Positron-Emission Tomography

Elsevier, Mechanisms of Ageing and Development, Volume 190, September 2020
Diagnosis of Alzheimer's disease (AD) is often difficult because of distinct and subjective clinical features, especially in the early stage. FOXO3a protein present in the cognitive centre of brain in inferior temporal region and parahippocampus. FOXO3a can be a potential novel target against AD. AD, Mild Cognitive impairment (MCI) and Geriatric Control (GC) were recruited after diagnosis by clinical assessment, MRI, TauPET and FDG-PET. We have quantified serum FOXO3a by surface plasmon resonance (SPR) and compare with TauPET between of AD, MCI patients and GC.
Background: Evidences of infectious pathogens in Alzheimer's disease (AD) brains may suggest a deteriorated innate immune system in AD pathophysiology. We previously demonstrated reduced salivary lactoferrin (Lf) levels, one of the major antimicrobial proteins, in AD patients. Methods: To assess the clinical utility of salivary Lf for AD diagnosis, we examine the relationship between salivary Lf and cerebral amyloid-β (Aβ) load using amyloid-Positron-Emission Tomography (PET) neuroimaging, in two different cross-sectional cohorts including patients with different neurodegenerative disorders.
Elsevier, Molecular and Cellular Neuroscience, Volume 97, June 2019

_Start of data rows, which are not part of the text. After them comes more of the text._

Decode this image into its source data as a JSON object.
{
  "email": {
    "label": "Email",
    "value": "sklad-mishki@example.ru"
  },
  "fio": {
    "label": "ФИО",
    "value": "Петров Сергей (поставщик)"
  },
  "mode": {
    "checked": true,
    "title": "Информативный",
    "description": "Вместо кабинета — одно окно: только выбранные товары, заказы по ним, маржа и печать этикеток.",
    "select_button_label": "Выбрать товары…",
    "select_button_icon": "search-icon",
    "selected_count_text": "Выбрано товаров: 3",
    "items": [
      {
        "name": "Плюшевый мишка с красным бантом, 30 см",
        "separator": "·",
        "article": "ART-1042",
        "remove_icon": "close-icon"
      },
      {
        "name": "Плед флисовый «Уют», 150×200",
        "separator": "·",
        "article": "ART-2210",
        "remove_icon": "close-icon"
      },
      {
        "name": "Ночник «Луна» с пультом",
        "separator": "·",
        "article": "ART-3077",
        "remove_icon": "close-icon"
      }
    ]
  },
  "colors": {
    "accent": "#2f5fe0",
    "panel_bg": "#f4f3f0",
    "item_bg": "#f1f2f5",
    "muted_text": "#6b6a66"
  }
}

The aggregation of fibrils of hyperphosphorylated and C-terminally truncated microtubule-associated tau protein characterizes 80% of all dementia disorders, the most common neurodegenerative disorders. These so-called tauopathies are hitherto not curable and their diagnosis, especially at early disease stages, has traditionally proven difficult. A keystone in the diagnosis of tauopathies was the development of methods to assess levels of tau protein in vivo in cerebrospinal fluid, which has significantly improved our knowledge about these conditions.
Obsessive-compulsive disorder is a severe and disabling psychiatric disorder that presents several challenges for neuroscience. Recent advances in its genetic and developmental causation, as well as its neuropsychological basis, are reviewed. Hypotheses concerning an imbalance between goal-directed and habitual behavior together with neural correlates in cortico-striatal circuitry are evaluated and contrasted with metacognitive theories.